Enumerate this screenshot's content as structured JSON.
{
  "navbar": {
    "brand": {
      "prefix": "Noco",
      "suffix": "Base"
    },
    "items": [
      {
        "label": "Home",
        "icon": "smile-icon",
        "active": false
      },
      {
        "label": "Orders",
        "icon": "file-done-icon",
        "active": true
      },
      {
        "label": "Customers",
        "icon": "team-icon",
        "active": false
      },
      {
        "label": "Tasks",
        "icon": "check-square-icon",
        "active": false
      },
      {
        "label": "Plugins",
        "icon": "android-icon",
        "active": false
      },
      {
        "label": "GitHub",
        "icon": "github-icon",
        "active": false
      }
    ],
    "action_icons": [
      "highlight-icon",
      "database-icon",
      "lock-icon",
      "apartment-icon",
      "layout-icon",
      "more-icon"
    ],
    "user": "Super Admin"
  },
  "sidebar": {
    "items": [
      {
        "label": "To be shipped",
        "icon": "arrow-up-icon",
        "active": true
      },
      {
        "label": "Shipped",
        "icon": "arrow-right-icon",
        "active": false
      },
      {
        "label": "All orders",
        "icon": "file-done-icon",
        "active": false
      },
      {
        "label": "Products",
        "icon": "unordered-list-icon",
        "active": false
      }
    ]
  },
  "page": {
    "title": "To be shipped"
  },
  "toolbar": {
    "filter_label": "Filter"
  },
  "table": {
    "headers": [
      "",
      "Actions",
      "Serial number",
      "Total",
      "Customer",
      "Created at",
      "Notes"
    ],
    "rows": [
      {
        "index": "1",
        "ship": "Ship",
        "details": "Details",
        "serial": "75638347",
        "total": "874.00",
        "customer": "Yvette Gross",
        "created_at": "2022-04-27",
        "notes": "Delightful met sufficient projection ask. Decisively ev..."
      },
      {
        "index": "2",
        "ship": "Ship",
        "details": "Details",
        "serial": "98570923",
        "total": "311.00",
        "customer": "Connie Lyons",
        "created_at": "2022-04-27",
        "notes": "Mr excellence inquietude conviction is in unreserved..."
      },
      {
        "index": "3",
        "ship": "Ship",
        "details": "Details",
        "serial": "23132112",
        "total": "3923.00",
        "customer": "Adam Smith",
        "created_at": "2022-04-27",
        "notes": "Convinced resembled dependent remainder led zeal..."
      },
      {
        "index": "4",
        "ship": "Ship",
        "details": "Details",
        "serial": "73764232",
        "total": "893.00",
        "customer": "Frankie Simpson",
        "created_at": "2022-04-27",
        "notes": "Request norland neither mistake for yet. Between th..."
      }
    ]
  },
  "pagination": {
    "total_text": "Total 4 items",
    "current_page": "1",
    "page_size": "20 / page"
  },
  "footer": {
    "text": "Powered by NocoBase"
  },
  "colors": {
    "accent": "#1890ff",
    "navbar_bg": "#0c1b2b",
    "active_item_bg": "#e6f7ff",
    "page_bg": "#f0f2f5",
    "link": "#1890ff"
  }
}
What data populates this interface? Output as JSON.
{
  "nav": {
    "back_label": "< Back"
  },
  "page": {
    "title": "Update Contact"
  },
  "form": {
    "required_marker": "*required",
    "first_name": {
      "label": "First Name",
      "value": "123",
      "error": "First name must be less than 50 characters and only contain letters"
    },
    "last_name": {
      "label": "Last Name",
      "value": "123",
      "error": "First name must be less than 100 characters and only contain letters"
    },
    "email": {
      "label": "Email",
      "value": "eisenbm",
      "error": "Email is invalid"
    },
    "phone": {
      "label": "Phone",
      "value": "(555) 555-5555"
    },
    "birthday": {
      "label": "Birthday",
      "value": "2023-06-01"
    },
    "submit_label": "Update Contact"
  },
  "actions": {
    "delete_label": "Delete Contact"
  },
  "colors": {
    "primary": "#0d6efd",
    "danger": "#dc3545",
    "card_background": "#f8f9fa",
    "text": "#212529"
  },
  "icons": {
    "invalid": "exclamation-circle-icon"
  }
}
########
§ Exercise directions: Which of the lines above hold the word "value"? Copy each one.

§ Answer below:
      "value": "123",
      "value": "123",
      "value": "eisenbm",
      "value": "(555) 555-5555"
      "value": "2023-06-01"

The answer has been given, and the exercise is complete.